Born: during the early years of the Korean War
Born where: The Prairies
Entry into the AT field:
During the mid sixties when volunteering at sheltered workshops and began to devise systems for efficacy in order to create more satisfaction with the work environment.
How you got into the field
As though trying to wander across a sea of quicksand.
Important event(s) that influenced your early decision to get into the assistive technology field
I didn't "get into the assistive technology field" - rather it seemed to be a temptress who seduced me until I finally realised there was such a field and I was already well awash in it.
Why you chose the AT field
It chose me.
Your inspiration and mentor
Molly Follette Story
Why the field is important to you and the central focus of your work
As a career soldier albeit the bulk of the time as a reservist it seemed an appropriate way to give back.
Your memorable successes
Not getting fired for failing to follow bloody near every policy established by sub-standard, uncaring, bureaucratic management styles.
Your most memorable failures

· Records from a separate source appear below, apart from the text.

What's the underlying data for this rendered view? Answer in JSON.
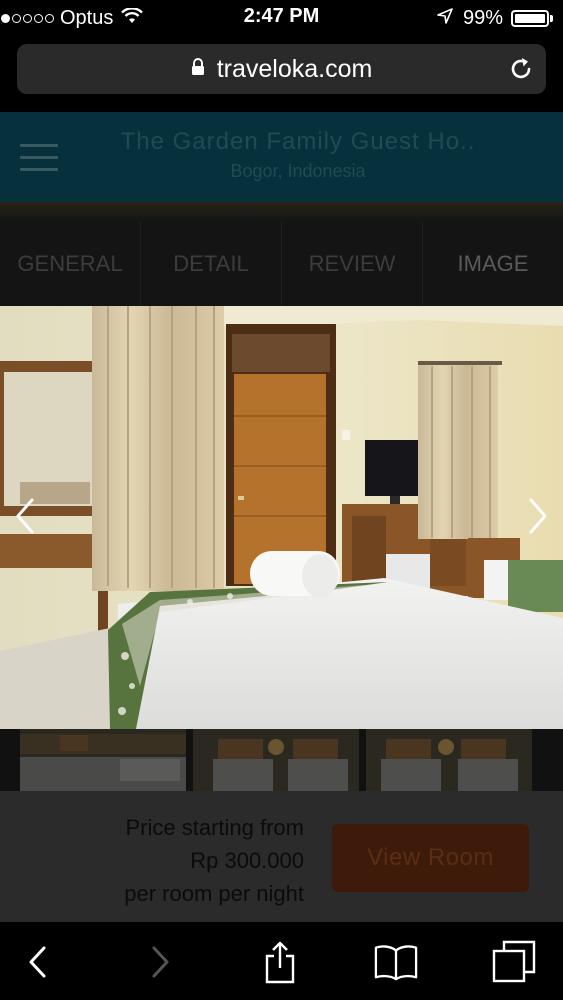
{
  "status_bar": {
    "signal_bars_filled": 1,
    "signal_bars_total": 5,
    "carrier": "Optus",
    "time": "2:47 PM",
    "battery_percent": "99%",
    "battery_level": 0.99,
    "icons": [
      "wifi-icon",
      "location-arrow-icon",
      "battery-icon"
    ]
  },
  "browser": {
    "url": "traveloka.com",
    "icons": [
      "lock-icon",
      "reload-icon"
    ]
  },
  "header": {
    "title": "The Garden Family Guest Ho..",
    "location": "Bogor, Indonesia",
    "menu_icon": "hamburger-icon"
  },
  "tabs": [
    {
      "label": "GENERAL"
    },
    {
      "label": "DETAIL"
    },
    {
      "label": "REVIEW"
    },
    {
      "label": "IMAGE",
      "active": true
    }
  ],
  "gallery": {
    "main_image": "hotel room photo with beds, towel, TV and curtains",
    "prev_icon": "chevron-left-icon",
    "next_icon": "chevron-right-icon",
    "thumbnail_count": 3
  },
  "pricing": {
    "line1": "Price starting from",
    "amount": "Rp 300.000",
    "line3": "per room per night",
    "button_label": "View Room"
  },
  "toolbar": {
    "icons": [
      "back-icon",
      "forward-icon",
      "share-icon",
      "bookmarks-icon",
      "tabs-icon"
    ]
  },
  "colors": {
    "header_bg": "#06303c",
    "button_bg": "#3e1a0a",
    "overlay_bg": "#2b2b2b"
  }
}
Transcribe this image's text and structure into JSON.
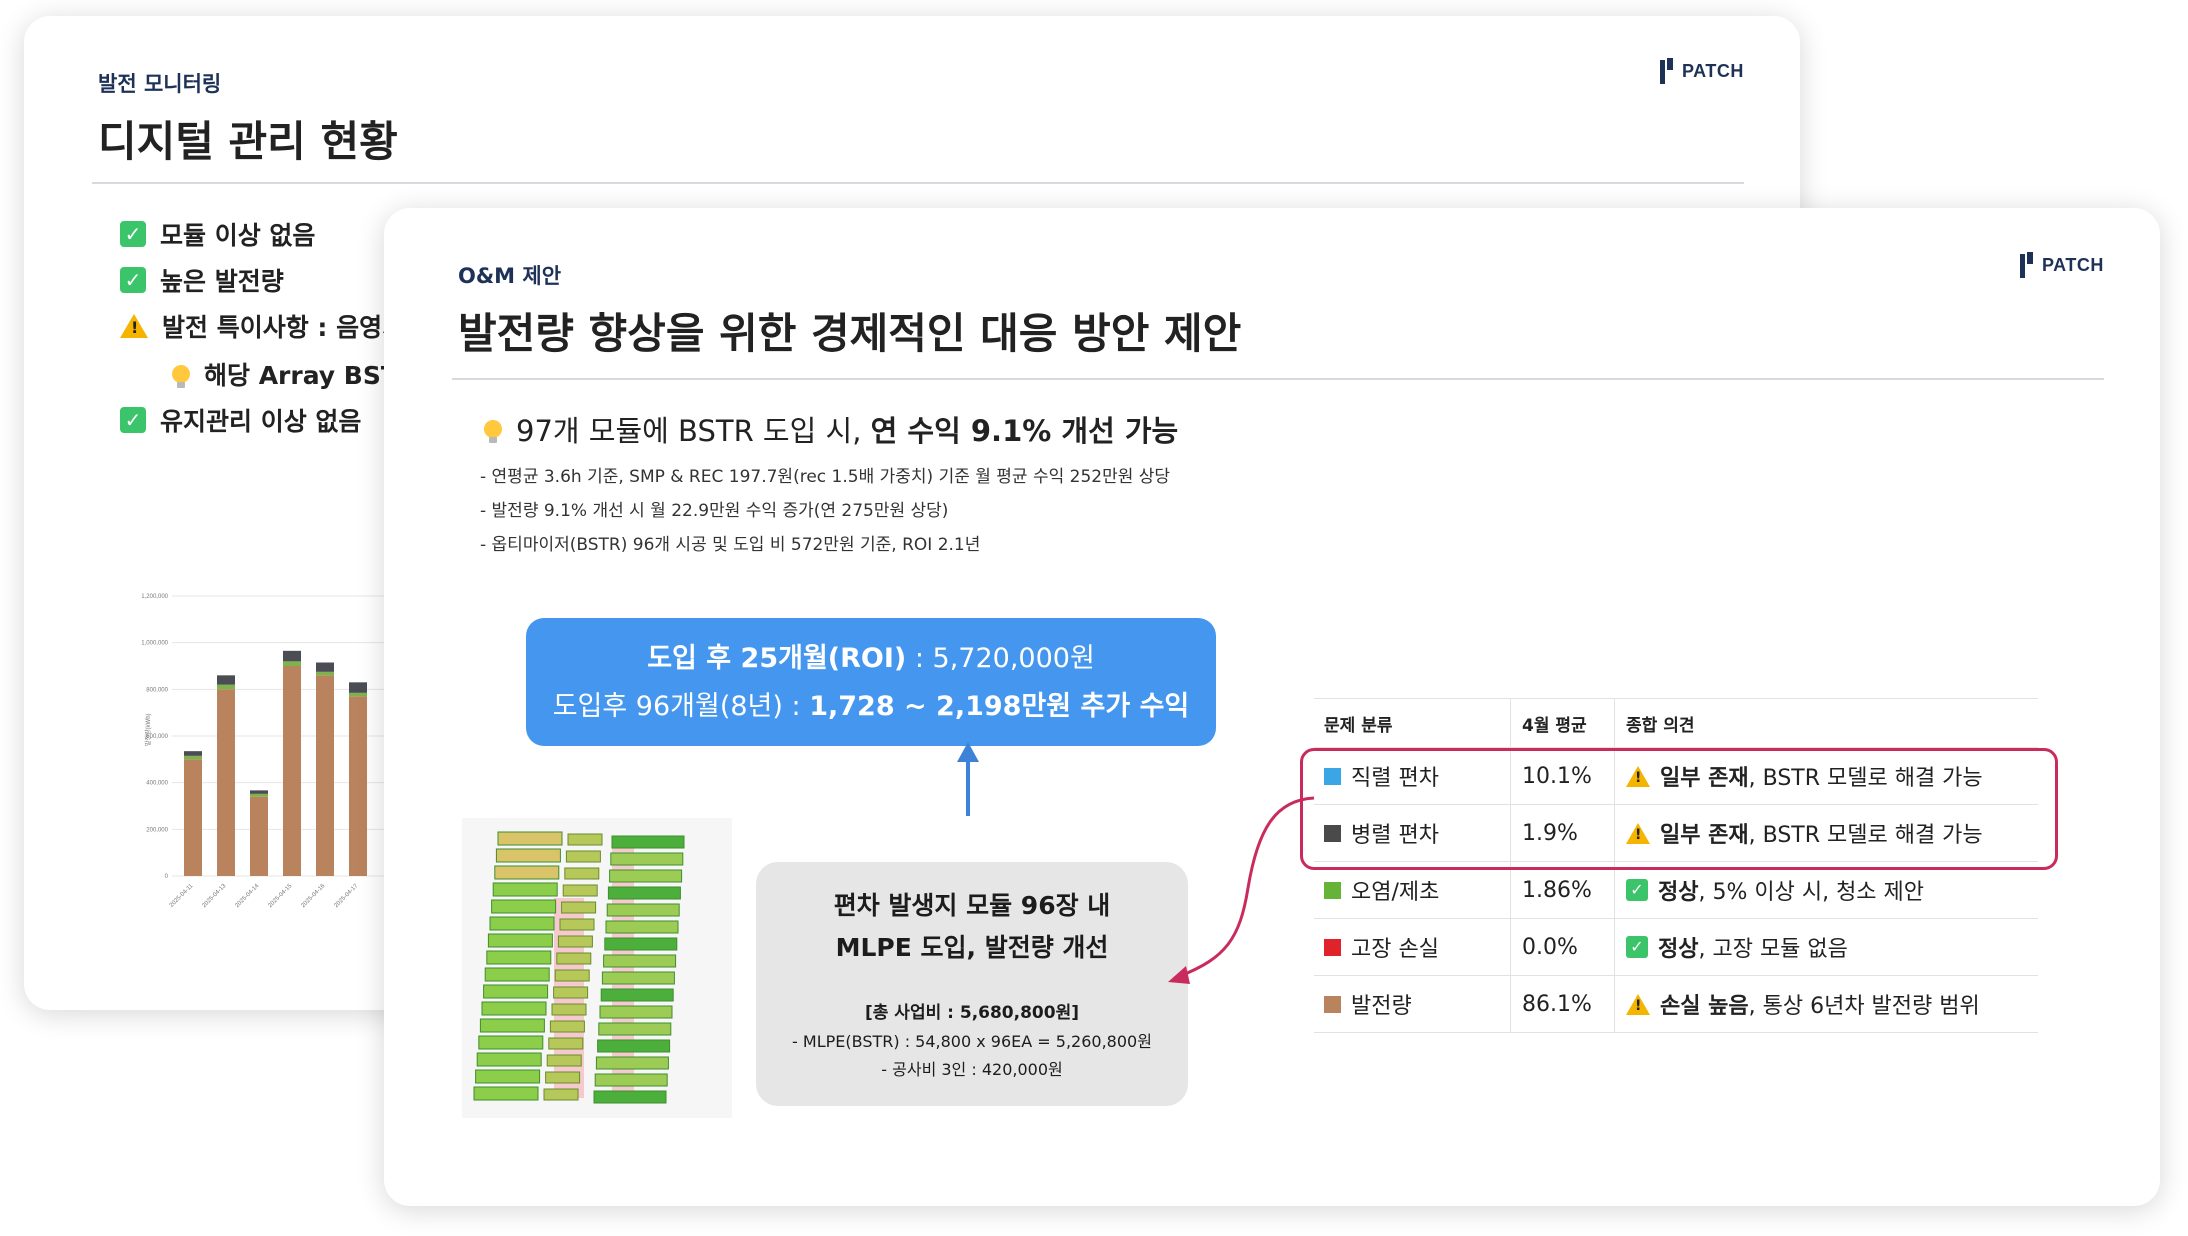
{
  "back_slide": {
    "logo": "PATCH",
    "subtitle": "발전 모니터링",
    "title": "디지털 관리 현황",
    "bullets": [
      {
        "icon": "check-icon",
        "text": "모듈 이상 없음"
      },
      {
        "icon": "check-icon",
        "text": "높은 발전량"
      },
      {
        "icon": "warning-icon",
        "text": "발전 특이사항 : 음영기"
      },
      {
        "icon": "lightbulb-icon",
        "text": "해당 Array BST"
      },
      {
        "icon": "check-icon",
        "text": "유지관리 이상 없음"
      }
    ],
    "chart_data": {
      "type": "bar",
      "title": "",
      "ylabel": "발전량(kWh)",
      "ylim": [
        0,
        1200000
      ],
      "yticks": [
        "0",
        "200,000",
        "400,000",
        "600,000",
        "800,000",
        "1,000,000",
        "1,200,000"
      ],
      "categories": [
        "2025-04-11",
        "2025-04-12",
        "2025-04-13",
        "2025-04-14",
        "2025-04-15",
        "2025-04-16",
        "2025-04-17"
      ],
      "x_tick_labels": [
        "2025-04-11",
        "2025-04-13",
        "2025-04-14",
        "2025-04-15",
        "2025-04-16",
        "2025-04-17"
      ],
      "series": [
        {
          "color": "#b9835d",
          "values": [
            500000,
            800000,
            340000,
            900000,
            860000,
            770000,
            0
          ]
        },
        {
          "color": "#7db34a",
          "values": [
            15000,
            20000,
            12000,
            20000,
            15000,
            15000,
            0
          ]
        },
        {
          "color": "#4a4d54",
          "values": [
            20000,
            40000,
            15000,
            45000,
            40000,
            45000,
            0
          ]
        }
      ]
    }
  },
  "front_slide": {
    "logo": "PATCH",
    "subtitle": "O&M 제안",
    "title": "발전량 향상을 위한 경제적인 대응 방안 제안",
    "tip_normal": "97개 모듈에 BSTR 도입 시, ",
    "tip_bold": "연 수익 9.1% 개선 가능",
    "notes": [
      "- 연평균 3.6h 기준, SMP & REC 197.7원(rec 1.5배 가중치) 기준 월 평균 수익 252만원 상당",
      "- 발전량 9.1% 개선 시 월 22.9만원 수익 증가(연 275만원 상당)",
      "- 옵티마이저(BSTR) 96개 시공 및 도입 비 572만원 기준, ROI 2.1년"
    ],
    "roi_box": {
      "line1_bold": "도입 후 25개월(ROI)",
      "line1_normal": " : 5,720,000원",
      "line2_normal": "도입후 96개월(8년) : ",
      "line2_bold": "1,728 ~ 2,198만원 추가 수익"
    },
    "proposal_box": {
      "title1": "편차 발생지 모듈 96장 내",
      "title2": "MLPE 도입, 발전량 개선",
      "cost_title": "[총 사업비 : 5,680,800원]",
      "cost1": "- MLPE(BSTR) : 54,800 x 96EA = 5,260,800원",
      "cost2": "- 공사비 3인 : 420,000원"
    },
    "table": {
      "headers": [
        "문제 분류",
        "4월 평균",
        "종합 의견"
      ],
      "rows": [
        {
          "color": "#3aa6e6",
          "category": "직렬 편차",
          "value": "10.1%",
          "icon": "warning-icon",
          "status": "일부 존재",
          "comment": ", BSTR 모델로 해결 가능"
        },
        {
          "color": "#4a4a4a",
          "category": "병렬 편차",
          "value": "1.9%",
          "icon": "warning-icon",
          "status": "일부 존재",
          "comment": ", BSTR 모델로 해결 가능"
        },
        {
          "color": "#66b33a",
          "category": "오염/제초",
          "value": "1.86%",
          "icon": "check-icon",
          "status": "정상",
          "comment": ", 5% 이상 시, 청소 제안"
        },
        {
          "color": "#e0232a",
          "category": "고장 손실",
          "value": "0.0%",
          "icon": "check-icon",
          "status": "정상",
          "comment": ", 고장 모듈 없음"
        },
        {
          "color": "#b9835d",
          "category": "발전량",
          "value": "86.1%",
          "icon": "warning-icon",
          "status": "손실 높음",
          "comment": ", 통상 6년차 발전량 범위"
        }
      ]
    }
  }
}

Introducing the Peachtree electronics during an opening and swizzling about in ever increasing circles whilst in full supine.
Significant changes and advances in the field since you first entered it
We started with the pencil.
On the future of rehabilitation engineering and assistive technology
Continually needs to be reminded about universality and full accessibility.
Your role within RESNA and what it gave back to you
The constant realisation we are all held under the thumb of the arrogant and ignorant in society.
Your suggestions for those just entering the field
Be prepared to quit, fight, argue, and seek new employment if what you need to be done in order for you to succeed is forever blocked.